Read the records below and copy each line that contains "figure".
━━━━━ Source data ━━━━━
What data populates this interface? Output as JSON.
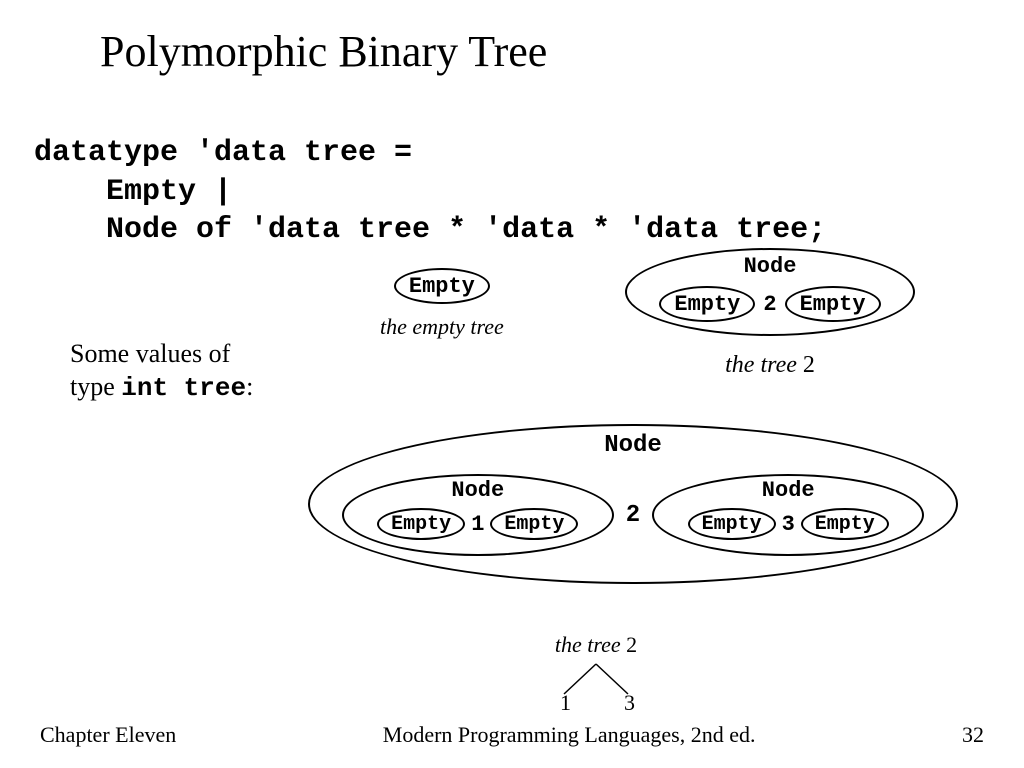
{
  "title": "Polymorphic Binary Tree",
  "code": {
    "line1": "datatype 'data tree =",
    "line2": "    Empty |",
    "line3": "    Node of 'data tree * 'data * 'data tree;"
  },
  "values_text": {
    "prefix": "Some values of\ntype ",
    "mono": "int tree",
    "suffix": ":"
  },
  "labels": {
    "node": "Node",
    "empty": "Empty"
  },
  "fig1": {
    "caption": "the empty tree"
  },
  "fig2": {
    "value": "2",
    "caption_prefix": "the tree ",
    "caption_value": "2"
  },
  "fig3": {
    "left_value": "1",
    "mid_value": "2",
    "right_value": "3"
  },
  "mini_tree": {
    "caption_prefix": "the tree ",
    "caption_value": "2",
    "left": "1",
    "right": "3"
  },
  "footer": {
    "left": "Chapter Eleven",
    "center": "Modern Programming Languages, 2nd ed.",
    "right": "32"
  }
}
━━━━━
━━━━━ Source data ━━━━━
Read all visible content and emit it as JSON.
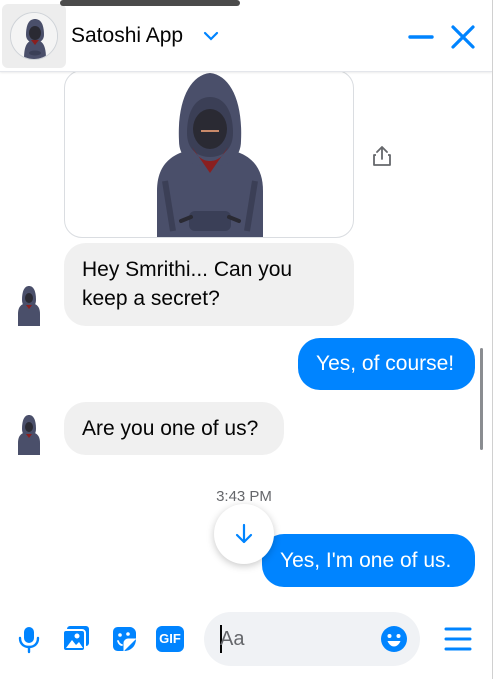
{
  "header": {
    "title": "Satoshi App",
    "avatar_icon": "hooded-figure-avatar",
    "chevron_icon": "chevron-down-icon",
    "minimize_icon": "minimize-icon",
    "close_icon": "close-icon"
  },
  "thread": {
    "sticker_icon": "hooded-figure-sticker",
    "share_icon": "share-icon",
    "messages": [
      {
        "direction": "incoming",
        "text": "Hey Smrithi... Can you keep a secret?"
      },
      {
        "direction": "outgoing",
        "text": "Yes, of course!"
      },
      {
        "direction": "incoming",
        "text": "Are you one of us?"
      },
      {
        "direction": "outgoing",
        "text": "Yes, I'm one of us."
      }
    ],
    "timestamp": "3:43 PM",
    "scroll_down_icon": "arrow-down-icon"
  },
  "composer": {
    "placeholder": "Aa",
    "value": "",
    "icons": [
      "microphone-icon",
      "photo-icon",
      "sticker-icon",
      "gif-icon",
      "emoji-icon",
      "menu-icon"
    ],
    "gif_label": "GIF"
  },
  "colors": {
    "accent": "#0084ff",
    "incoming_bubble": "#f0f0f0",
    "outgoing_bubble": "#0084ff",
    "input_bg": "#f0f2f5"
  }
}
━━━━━
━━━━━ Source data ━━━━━
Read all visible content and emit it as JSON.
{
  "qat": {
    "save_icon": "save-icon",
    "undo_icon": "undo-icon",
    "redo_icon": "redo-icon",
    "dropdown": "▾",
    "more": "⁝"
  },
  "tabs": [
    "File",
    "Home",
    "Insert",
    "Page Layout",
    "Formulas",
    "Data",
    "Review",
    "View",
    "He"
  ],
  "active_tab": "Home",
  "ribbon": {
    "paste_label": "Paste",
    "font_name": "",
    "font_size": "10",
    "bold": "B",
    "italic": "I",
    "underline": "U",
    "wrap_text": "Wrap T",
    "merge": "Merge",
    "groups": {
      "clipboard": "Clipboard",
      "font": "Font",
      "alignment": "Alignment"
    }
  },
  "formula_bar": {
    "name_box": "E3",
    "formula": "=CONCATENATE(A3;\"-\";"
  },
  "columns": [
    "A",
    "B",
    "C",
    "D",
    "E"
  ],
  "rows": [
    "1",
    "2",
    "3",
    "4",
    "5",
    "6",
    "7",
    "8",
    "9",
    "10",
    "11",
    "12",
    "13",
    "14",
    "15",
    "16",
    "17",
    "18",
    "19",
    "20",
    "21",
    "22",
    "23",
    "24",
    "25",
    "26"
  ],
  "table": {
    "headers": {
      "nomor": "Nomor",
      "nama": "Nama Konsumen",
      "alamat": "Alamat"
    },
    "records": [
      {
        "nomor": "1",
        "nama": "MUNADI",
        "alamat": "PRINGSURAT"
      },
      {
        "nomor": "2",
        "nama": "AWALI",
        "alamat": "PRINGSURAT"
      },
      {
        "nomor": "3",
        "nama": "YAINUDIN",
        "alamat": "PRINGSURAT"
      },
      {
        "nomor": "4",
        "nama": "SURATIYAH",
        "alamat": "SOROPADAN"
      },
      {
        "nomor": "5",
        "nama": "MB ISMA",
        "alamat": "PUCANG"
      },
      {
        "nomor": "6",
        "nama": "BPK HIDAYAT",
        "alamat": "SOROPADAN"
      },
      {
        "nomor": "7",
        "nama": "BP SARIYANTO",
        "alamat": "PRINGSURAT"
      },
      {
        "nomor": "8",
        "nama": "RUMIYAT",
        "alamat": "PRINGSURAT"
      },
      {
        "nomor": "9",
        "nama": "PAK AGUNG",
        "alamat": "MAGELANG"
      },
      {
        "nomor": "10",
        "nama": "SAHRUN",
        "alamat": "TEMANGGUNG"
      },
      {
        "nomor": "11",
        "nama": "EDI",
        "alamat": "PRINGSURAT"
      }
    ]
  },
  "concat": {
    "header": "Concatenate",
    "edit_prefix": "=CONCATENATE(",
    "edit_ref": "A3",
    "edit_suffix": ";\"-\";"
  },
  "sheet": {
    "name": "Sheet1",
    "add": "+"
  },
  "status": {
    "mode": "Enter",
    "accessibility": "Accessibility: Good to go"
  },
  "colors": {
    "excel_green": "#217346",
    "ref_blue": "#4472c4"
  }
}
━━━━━
Response for this exercise:
    "avatar_icon": "hooded-figure-avatar",
    "sticker_icon": "hooded-figure-sticker",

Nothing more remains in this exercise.